Going line by line through the entries, count those containing "samples" and state only the result.

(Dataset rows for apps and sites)
BEGIN
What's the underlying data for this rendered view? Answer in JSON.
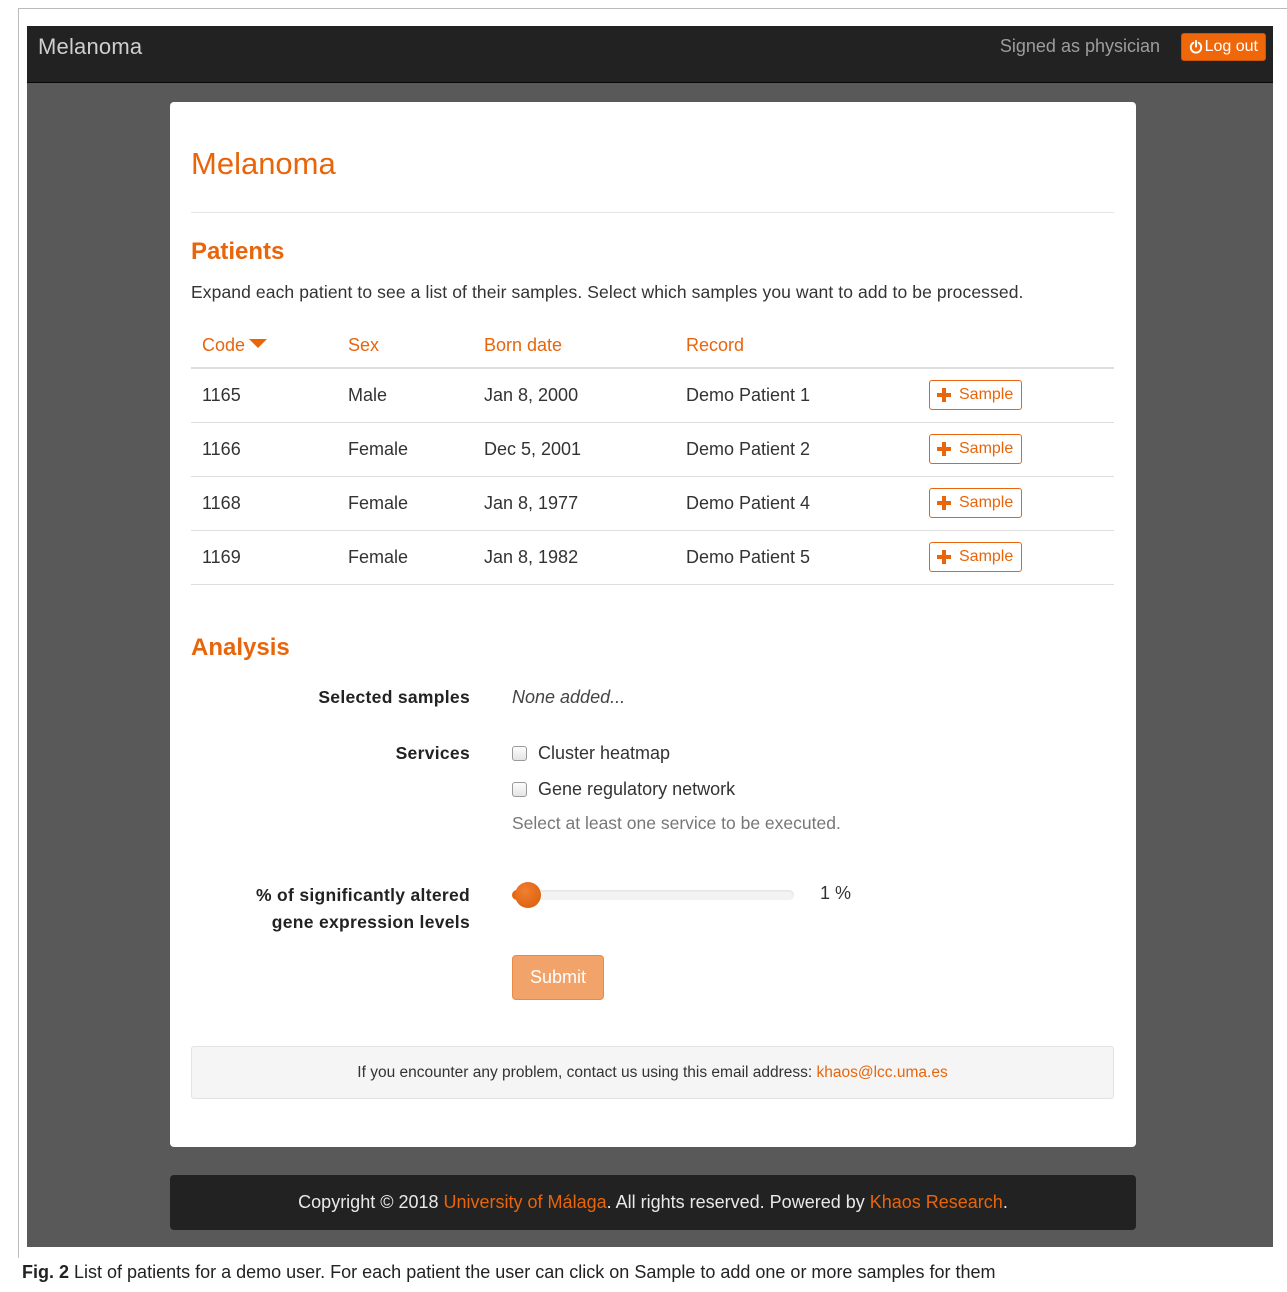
{
  "navbar": {
    "brand": "Melanoma",
    "signed_as": "Signed as physician",
    "logout_label": "Log out"
  },
  "page": {
    "title": "Melanoma"
  },
  "patients": {
    "heading": "Patients",
    "intro": "Expand each patient to see a list of their samples. Select which samples you want to add to be processed.",
    "columns": [
      "Code",
      "Sex",
      "Born date",
      "Record"
    ],
    "rows": [
      {
        "code": "1165",
        "sex": "Male",
        "born": "Jan 8, 2000",
        "record": "Demo Patient 1",
        "action": "Sample"
      },
      {
        "code": "1166",
        "sex": "Female",
        "born": "Dec 5, 2001",
        "record": "Demo Patient 2",
        "action": "Sample"
      },
      {
        "code": "1168",
        "sex": "Female",
        "born": "Jan 8, 1977",
        "record": "Demo Patient 4",
        "action": "Sample"
      },
      {
        "code": "1169",
        "sex": "Female",
        "born": "Jan 8, 1982",
        "record": "Demo Patient 5",
        "action": "Sample"
      }
    ]
  },
  "analysis": {
    "heading": "Analysis",
    "selected_label": "Selected samples",
    "selected_value": "None added...",
    "services_label": "Services",
    "services": [
      {
        "label": "Cluster heatmap",
        "checked": false
      },
      {
        "label": "Gene regulatory network",
        "checked": false
      }
    ],
    "services_help": "Select at least one service to be executed.",
    "pct_label_line1": "% of significantly altered",
    "pct_label_line2": "gene expression levels",
    "pct_value": 1,
    "pct_display": "1 %",
    "submit_label": "Submit"
  },
  "contact": {
    "text": "If you encounter any problem, contact us using this email address: ",
    "email": "khaos@lcc.uma.es"
  },
  "footer": {
    "prefix": "Copyright © 2018 ",
    "university": "University of Málaga",
    "middle": ". All rights reserved. Powered by ",
    "khaos": "Khaos Research",
    "suffix": "."
  },
  "caption": {
    "label": "Fig. 2",
    "text": " List of patients for a demo user. For each patient the user can click on Sample to add one or more samples for them"
  },
  "colors": {
    "accent": "#e8650b",
    "navbar": "#222222",
    "background": "#595959"
  },
  "icons": {
    "logout": "power-icon",
    "sort": "caret-down-icon",
    "add": "plus-icon"
  }
}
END
◆ **Task response**
3